8:53 a.m. ET, February 22, 2021

This may be the most crucial week yet on US Covid-19 relief. Here's what we expect in Congress. 

From CNN's Lauren Fox 

Oliver Contreras/Bloomberg/Getty Images
Oliver Contreras/Bloomberg/Getty Images

This week is President Biden's first big test, as his massive relief Covid-19 relief bill comes together on the Hill, with very little bipartisan support.   

On the cusp of 500,000 Covid-19 deaths and nearly one year into the pandemic that devastated the economy, saw rising unemployment, shuttered businesses and shattered families, Democrats will try to remain united and pass one more massive $1.9 trillion relief bill testing the party’s ability to deliver for their new President and lead together.

Bottom line: The next three weeks will give an early glimpse into how the Democrats’ moderates and progressives work together, who is willing to make good on their threats to torpedo legislation and who is willing to set aside their political grievances in the name of the bigger picture. The goal is to pass this bill and get it signed by March 14. Everything has to go smoothly for that to happen.

One party having the House, Senate and White House is never as easy as it looks, and that’s true even when talking about legislation that is overwhelmingly popular with the American public. When you ask members on the fence why they are voting for a bill that includes provisions they may not be so keen on their answer is simple: you cannot vote against Biden’s first big ask and you certainly can’t vote against it when it polls like this package does.

What you’ll see in the House this week: The House Budget Committee is going to meet at 1 p.m. ET today to mark-up their 591-page bill and work to pass it out of Committee.

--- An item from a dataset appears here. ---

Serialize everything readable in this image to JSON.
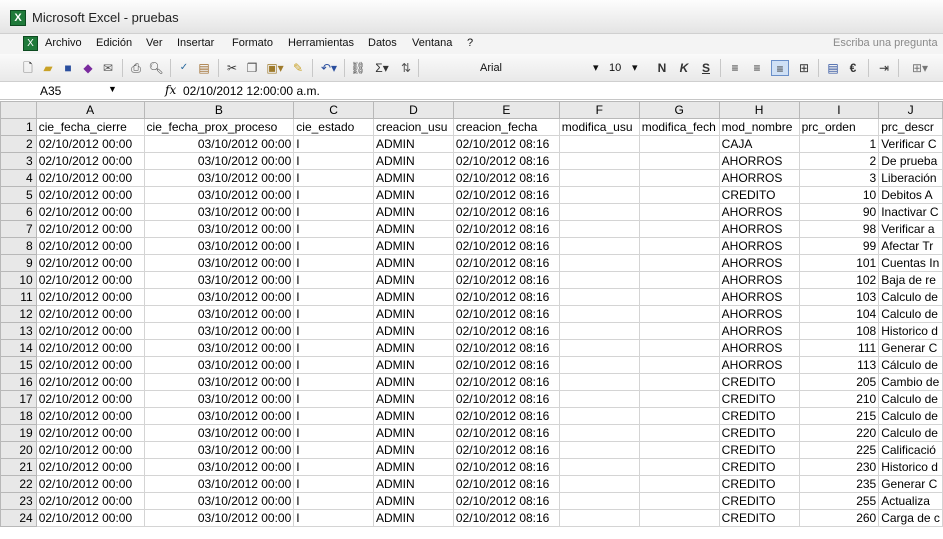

The mark-up will be an opportunity for Republicans to message against the bill, rail against the increase in health care subsidies, attack provisions that provide funding to humanities, the arts and the preservation of Native American languages – which they will argue have nothing to do with coronavirus– and rail against the overall price tag of the package.

They’ll offer amendments that we don’t expect to pass and then when everyone has had enough, there will be a vote to advance the bill out of committee and send it to the floor. 

The final vote on the package on the floor will be later this week likely Friday or Saturday.

8:19 a.m. ET, February 22, 2021

US has "done worse than most any other country" on Covid-19 response, Fauci says

From CNN's Naomi Thomas

Dr. Anthony Fauci listens to President Biden speak at the National Institutes of Health in Bethesda, Maryland, on February 11.
Dr. Anthony Fauci listens to President Biden speak at the National Institutes of Health in Bethesda, Maryland, on February 11. Saul Loeb/AFP/Getty Images

As the United States approaches half a million deaths from Covid-19, Dr. Anthony Fauci said Monday that the situation didn’t have to be this bad, the country needs to be unified and committed to fighting the virus together. 

“I believe that if you look back historically, we’ve done worse than most any other country, and we’re a highly developed rich country,” Fauci, director of the National Institute of Allergy and Infectious Diseases, told George Stephanopoulos on Good Morning America. “There were things back then that if you go back and think about what you might have done, the kind of disparate responses of different states, rather than having a unified approach.” 

“It’s so tough to just go back and try and, you know, do a metaphorical autopsy on how things went,” Fauci said. “It was just bad; it is bad now.” 

In late winter and early spring last year, when it was said that the numbers could get as high as 240,000, “people were thinking we were being hyperbolic about it, and now here we are with a half a million deaths, just a stunning figure.” 

Rather than looking back and saying “what the heck happened here?” Fauci said, he would encourage everyone “go forward and be completely committed as a unified country to just go at this together. This is a common enemy, we’ve all got to pitch in.” 

There’s good news on vaccines, he said, but it’s a race against the infections – and public health measures to limit spread must continue.

“That is the weapons that we have against this horrible disease,” he said.